Siguiendo el dinero y abriendo gobierno, construyendo desde local!
Mexico’s journey to more open government – a process of governing that puts citizens center-stage, with their feedback and participation enabling governments to better meet citizens’ needs – is a bumpy one. Human rights violations, alleged corruption that comes close to the President, and efforts to roll back key commitments on transparency, have led many to question the government’s commitment to open government. But this year – with Mexico the co-chair of the Open Government Partnership – offers a huge opportunity to support and encourage progress towards more open governance in Mexico.
Earlier this week, I was delighted to attend an event in Mexico City hosted by the Federal Institute for Access to Information (IFAI) and co-organised with the Mexican Conference for Access to Public Information (COMAIP). The event launched an initiative to build open government from the local level. The initiative will see 12 states develop local action plans, with a mixture of commitments drawn from the National Action Plan, commitments that respond to specific local challenges, and commitments about enabling citizens to track and shape the use of public resources. These “follow the money” commitments have been included because if people are not able to follow the money – to track and shape the use of public resources – then government isn’t open.

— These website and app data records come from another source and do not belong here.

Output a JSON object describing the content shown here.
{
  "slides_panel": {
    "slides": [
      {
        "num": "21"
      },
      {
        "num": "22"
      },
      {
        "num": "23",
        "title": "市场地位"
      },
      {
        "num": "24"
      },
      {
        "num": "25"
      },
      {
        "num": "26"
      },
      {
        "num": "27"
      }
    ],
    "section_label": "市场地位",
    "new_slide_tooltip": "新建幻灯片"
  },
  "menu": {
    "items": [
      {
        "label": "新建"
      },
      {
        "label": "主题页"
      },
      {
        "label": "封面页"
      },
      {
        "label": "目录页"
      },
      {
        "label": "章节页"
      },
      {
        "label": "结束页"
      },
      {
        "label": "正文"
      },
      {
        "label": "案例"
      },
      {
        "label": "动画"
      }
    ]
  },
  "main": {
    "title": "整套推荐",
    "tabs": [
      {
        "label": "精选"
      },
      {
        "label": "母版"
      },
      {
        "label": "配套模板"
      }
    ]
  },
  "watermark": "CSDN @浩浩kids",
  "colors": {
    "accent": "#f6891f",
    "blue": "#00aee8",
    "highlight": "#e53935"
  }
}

This is an ambitious initiative which could see Mexico lead the way both in building open government from the local level, and in putting a follow the money perspective at the center of the open government agenda. My role, along with Pedro Gerson from the Mexican Institute for Competitiveness (IMCO), was to provide some thoughts about the process building open government from the local level and specifically to help kick-start the process in which the 12 states represented at the meeting will include a follow the money commitment in their local open government action plans (the slides I made use of are here).
The starting point for the follow the money element of the local action plans will be assessments conducted by citizens’ groups across the 12 states. These assessments will explore whether citizens’ groups are able to “follow the money” and to get a sense of how effectively – perhaps with an element of comparison across the states – public resources are being invested to deliver key public services. The self-assessments will focus on particular issues such as education, health, infrastructure and energy, looking to identify the obstacles that prevent citizens from following the money and which policymakers might address. Overall, the process aims to strengthen the ability of open government champions from civil society, government and the private sector to follow the money and drive progress towards more open government.

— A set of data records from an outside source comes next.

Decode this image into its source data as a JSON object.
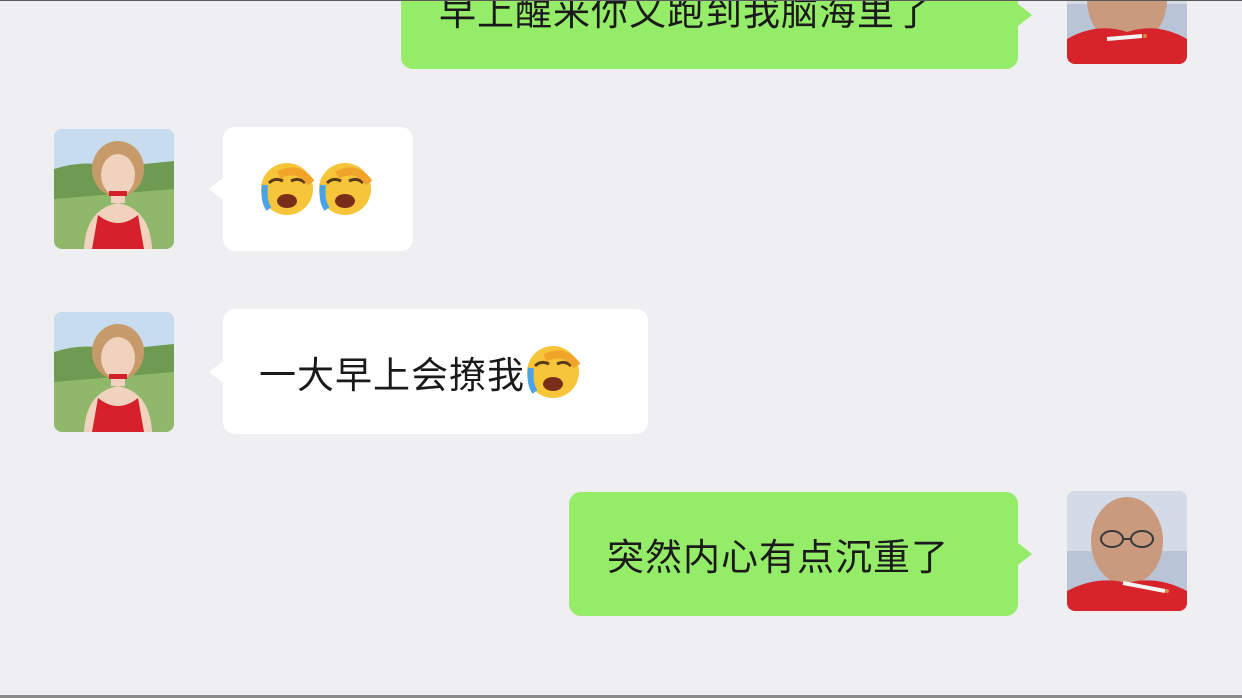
{
  "chat": {
    "messages": [
      {
        "side": "out",
        "text": "早上醒来你又跑到我脑海里了",
        "sender": "self"
      },
      {
        "side": "in",
        "text": "",
        "emoji": [
          "loudly-crying-face-emoji",
          "loudly-crying-face-emoji"
        ],
        "sender": "contact"
      },
      {
        "side": "in",
        "text": "一大早上会撩我",
        "emoji": [
          "loudly-crying-face-emoji"
        ],
        "sender": "contact"
      },
      {
        "side": "out",
        "text": "突然内心有点沉重了",
        "sender": "self"
      }
    ]
  },
  "colors": {
    "background": "#efeef1",
    "incoming_bubble": "#ffffff",
    "outgoing_bubble": "#95ec69",
    "text": "#1a1a1a"
  }
}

The IFAI-led initiative to build open government from the local level and to support assessments of citizens’ ability to follow the money is at an early stage, but Global Integrity and IMCO are excited to be involved in this ambitious agenda. We look forward to sharing more about Mexico’s journey towards open government at local as well as national levels. As Eduardo Bohorquez of Transparencia Mexicana made clear on a panel involving representatives both from IFAI and from the Office of the Presidency, the journey to open government is a bumpy one – and sometimes, sadly, a violent one – but it is a journey that must be made.

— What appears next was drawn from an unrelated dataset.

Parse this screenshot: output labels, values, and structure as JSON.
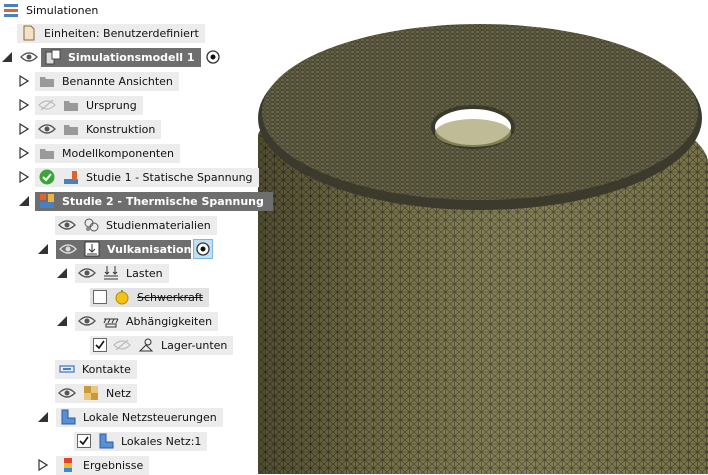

Global Integrity’s engagement in this initiative is supported by the Omidyar Network’s Governance and Citizen Engagement Team, as part of a project that aims to develop and pilot a methodology for mapping the landscape of fiscal governance. The aims of this project are: to support the implementation of OGP commitments in Mexico, particularly at a local level; to contribute to the design of a methodology for mapping the landscape of fiscal governance which could be useful across a number of countries; and, to put the follow the money agenda at the heart of the open government agenda.
Abigail Mendoza Sofía Saucedo